What this task involves
Restate all entries exactly. Skip the images.
BEGIN Materials provided
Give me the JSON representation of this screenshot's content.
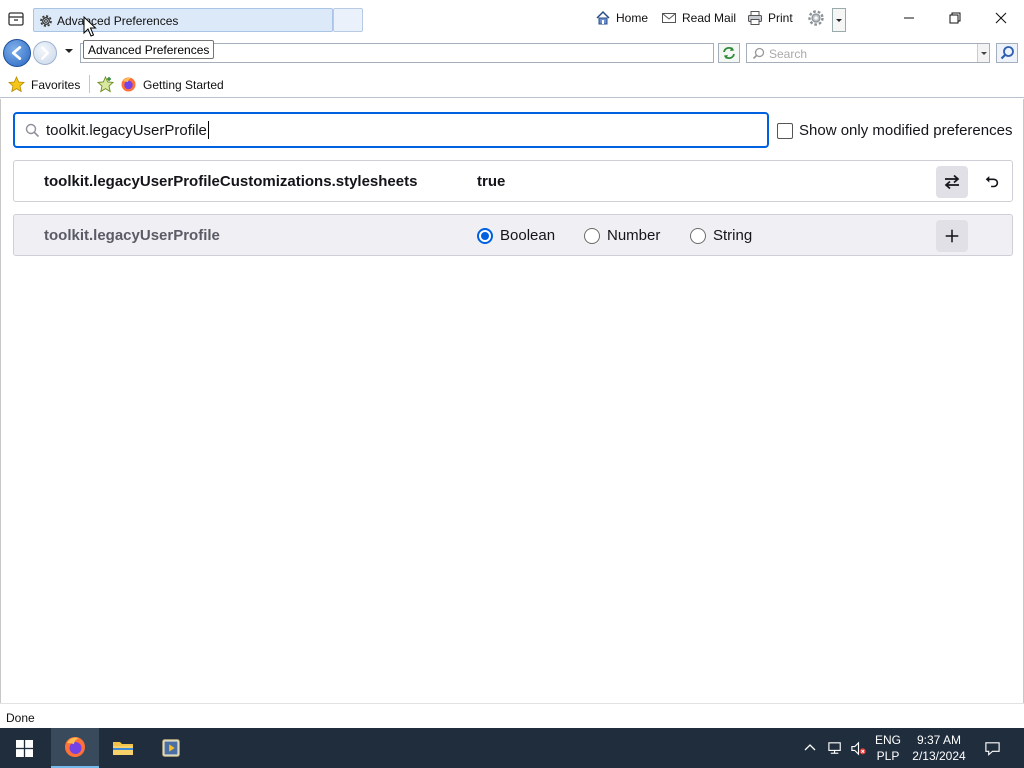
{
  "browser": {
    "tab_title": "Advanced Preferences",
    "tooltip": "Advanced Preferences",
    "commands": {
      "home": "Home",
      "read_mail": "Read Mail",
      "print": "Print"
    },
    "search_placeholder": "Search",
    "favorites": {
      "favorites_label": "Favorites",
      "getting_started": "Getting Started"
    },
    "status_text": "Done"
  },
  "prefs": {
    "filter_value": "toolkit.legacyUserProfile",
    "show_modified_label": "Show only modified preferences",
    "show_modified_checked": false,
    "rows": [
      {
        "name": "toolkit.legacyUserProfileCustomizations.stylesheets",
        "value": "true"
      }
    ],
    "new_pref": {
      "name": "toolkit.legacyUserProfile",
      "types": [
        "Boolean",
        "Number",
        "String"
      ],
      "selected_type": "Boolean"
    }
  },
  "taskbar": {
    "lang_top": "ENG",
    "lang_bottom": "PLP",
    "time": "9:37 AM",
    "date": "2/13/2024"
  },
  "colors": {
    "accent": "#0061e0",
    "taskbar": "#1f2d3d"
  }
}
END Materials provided
Solution
Give me the JSON representation of this screenshot's content.
{
  "browser": {
    "tab_title": "Advanced Preferences",
    "tooltip": "Advanced Preferences",
    "commands": {
      "home": "Home",
      "read_mail": "Read Mail",
      "print": "Print"
    },
    "search_placeholder": "Search",
    "favorites": {
      "favorites_label": "Favorites",
      "getting_started": "Getting Started"
    },
    "status_text": "Done"
  },
  "prefs": {
    "filter_value": "toolkit.legacyUserProfile",
    "show_modified_label": "Show only modified preferences",
    "show_modified_checked": false,
    "rows": [
      {
        "name": "toolkit.legacyUserProfileCustomizations.stylesheets",
        "value": "true"
      }
    ],
    "new_pref": {
      "name": "toolkit.legacyUserProfile",
      "types": [
        "Boolean",
        "Number",
        "String"
      ],
      "selected_type": "Boolean"
    }
  },
  "taskbar": {
    "lang_top": "ENG",
    "lang_bottom": "PLP",
    "time": "9:37 AM",
    "date": "2/13/2024"
  },
  "colors": {
    "accent": "#0061e0",
    "taskbar": "#1f2d3d"
  }
}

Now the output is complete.